Researchers at Ludwig-Maximilians-Universitaet (LMU) in Munich have explored the initial consequences of the interaction of light with molecules on the surface of nanoscopic aerosols.
The nanocosmos is constantly in motion. All natural processes are ultimately determined by the interplay between radiation and matter. Light strikes particles...
Particles that are mere nanometers in size are at the forefront of scientific research today. They come in many different shapes: rods, spheres, cubes, vesicles, S-shaped worms and even donut-like rings. What makes them worthy of scientific study is that, being so tiny, they exhibit quantum mechanical properties not possible with larger objects.
Researchers at the Center for Nanoscale Materials (CNM), a U.S. Department of Energy (DOE) Office of Science User Facility located at DOE's Argonne National...
A new research project at the TH Mittelhessen focusses on the development of a novel light weight design concept for leisure boats and yachts. Professor Stephan Marzi from the THM Institute of Mechanics and Materials collaborates with Krake Catamarane, which is a shipyard located in Apolda, Thuringia.
The project is set up in an international cooperation with Professor Anders Biel from Karlstad University in Sweden and the Swedish company Lamera from...
Superconductivity has fascinated scientists for many years since it offers the potential to revolutionize current technologies. Materials only become superconductors - meaning that electrons can travel in them with no resistance - at very low temperatures. These days, this unique zero resistance superconductivity is commonly found in a number of technologies, such as magnetic resonance imaging (MRI).

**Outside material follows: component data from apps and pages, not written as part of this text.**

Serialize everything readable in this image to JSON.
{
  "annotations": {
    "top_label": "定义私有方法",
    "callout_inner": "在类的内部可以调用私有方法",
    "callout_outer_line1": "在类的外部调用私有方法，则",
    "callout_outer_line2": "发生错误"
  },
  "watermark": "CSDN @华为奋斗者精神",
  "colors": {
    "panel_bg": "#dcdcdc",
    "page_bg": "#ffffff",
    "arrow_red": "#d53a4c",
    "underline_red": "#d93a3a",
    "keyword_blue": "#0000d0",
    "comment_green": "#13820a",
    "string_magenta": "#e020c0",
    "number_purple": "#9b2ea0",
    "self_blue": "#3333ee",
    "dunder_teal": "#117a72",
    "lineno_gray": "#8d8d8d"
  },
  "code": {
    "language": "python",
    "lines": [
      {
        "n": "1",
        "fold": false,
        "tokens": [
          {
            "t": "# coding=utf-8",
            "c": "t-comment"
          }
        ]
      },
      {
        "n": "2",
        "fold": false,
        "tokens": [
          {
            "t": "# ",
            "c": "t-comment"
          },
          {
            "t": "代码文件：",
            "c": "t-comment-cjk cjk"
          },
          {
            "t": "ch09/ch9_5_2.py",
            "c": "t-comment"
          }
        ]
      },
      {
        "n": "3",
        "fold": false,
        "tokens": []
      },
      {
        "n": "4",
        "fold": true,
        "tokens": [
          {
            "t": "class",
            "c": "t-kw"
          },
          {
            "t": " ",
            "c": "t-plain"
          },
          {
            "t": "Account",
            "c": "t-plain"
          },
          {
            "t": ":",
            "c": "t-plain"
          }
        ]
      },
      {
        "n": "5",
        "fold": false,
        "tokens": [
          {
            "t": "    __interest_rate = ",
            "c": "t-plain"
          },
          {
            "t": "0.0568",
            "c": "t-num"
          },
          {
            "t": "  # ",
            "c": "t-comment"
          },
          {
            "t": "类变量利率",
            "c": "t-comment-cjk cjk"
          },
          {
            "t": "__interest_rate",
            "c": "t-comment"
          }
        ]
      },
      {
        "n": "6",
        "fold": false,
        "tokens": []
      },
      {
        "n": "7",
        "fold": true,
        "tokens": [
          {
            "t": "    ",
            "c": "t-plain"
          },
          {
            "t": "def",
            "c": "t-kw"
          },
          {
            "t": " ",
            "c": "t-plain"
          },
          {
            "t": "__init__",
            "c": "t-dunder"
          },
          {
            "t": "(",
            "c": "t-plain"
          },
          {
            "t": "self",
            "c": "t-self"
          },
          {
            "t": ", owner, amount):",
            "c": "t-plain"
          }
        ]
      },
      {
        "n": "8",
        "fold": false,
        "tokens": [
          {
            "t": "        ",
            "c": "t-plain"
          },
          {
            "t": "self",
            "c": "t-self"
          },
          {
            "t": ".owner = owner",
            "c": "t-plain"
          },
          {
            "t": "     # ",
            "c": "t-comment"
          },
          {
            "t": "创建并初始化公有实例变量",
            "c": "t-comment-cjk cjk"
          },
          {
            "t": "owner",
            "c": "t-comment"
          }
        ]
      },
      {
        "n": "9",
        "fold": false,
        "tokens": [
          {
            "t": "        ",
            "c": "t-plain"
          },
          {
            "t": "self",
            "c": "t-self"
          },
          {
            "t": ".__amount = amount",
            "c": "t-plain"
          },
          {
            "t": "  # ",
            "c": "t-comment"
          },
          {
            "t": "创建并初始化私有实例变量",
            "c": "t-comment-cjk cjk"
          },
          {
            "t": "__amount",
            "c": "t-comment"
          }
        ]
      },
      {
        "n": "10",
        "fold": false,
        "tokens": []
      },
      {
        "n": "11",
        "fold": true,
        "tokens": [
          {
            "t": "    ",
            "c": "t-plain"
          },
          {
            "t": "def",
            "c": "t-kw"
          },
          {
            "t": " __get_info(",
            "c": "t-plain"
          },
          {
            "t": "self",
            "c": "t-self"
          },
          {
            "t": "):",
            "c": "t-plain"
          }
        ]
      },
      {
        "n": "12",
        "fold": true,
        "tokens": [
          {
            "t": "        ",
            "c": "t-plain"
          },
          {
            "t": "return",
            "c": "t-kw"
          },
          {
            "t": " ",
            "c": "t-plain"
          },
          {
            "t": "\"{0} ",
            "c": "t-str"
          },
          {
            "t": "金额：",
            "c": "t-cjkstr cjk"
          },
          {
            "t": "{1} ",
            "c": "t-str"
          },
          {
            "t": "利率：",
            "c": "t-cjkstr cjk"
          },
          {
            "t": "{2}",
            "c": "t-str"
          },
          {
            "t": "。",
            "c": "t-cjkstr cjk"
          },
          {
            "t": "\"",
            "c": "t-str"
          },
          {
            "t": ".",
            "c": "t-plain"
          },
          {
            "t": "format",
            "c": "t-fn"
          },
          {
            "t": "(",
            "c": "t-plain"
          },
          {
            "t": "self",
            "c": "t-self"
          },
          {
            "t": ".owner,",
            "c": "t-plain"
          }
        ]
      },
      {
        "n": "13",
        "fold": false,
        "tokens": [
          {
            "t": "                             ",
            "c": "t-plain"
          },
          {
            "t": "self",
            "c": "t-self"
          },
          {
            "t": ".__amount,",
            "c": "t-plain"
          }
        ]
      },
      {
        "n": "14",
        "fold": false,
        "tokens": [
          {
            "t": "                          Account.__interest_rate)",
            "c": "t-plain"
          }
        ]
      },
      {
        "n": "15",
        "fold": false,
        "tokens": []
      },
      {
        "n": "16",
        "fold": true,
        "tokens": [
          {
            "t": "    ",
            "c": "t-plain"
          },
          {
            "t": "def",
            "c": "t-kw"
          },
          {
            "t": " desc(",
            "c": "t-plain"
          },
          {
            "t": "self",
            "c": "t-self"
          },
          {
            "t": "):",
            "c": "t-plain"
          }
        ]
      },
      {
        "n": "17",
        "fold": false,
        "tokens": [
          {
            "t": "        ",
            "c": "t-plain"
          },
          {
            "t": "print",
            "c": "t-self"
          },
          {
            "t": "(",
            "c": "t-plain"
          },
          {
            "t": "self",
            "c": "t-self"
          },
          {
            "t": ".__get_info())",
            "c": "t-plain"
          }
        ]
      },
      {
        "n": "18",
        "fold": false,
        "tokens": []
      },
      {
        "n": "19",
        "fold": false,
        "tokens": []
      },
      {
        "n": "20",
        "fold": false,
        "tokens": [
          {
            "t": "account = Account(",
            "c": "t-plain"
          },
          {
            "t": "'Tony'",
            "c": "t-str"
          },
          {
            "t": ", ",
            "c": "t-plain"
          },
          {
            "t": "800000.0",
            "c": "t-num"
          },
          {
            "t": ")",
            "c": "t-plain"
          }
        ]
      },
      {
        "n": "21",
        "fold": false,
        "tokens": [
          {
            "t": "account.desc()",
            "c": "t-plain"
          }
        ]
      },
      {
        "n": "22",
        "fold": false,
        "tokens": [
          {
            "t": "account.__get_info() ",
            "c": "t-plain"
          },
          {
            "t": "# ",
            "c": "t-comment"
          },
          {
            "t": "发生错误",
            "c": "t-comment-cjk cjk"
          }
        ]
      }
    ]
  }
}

Future technologies, however, will harness the total synchrony of electronic behavior in superconductors - a property called the phase. There is currently a...
02.10.2019 | Event News
02.10.2019 | Event News
19.09.2019 | Event News
18.10.2019 | Power and Electrical Engineering
18.10.2019 | Medical Engineering
18.10.2019 | Physics and Astronomy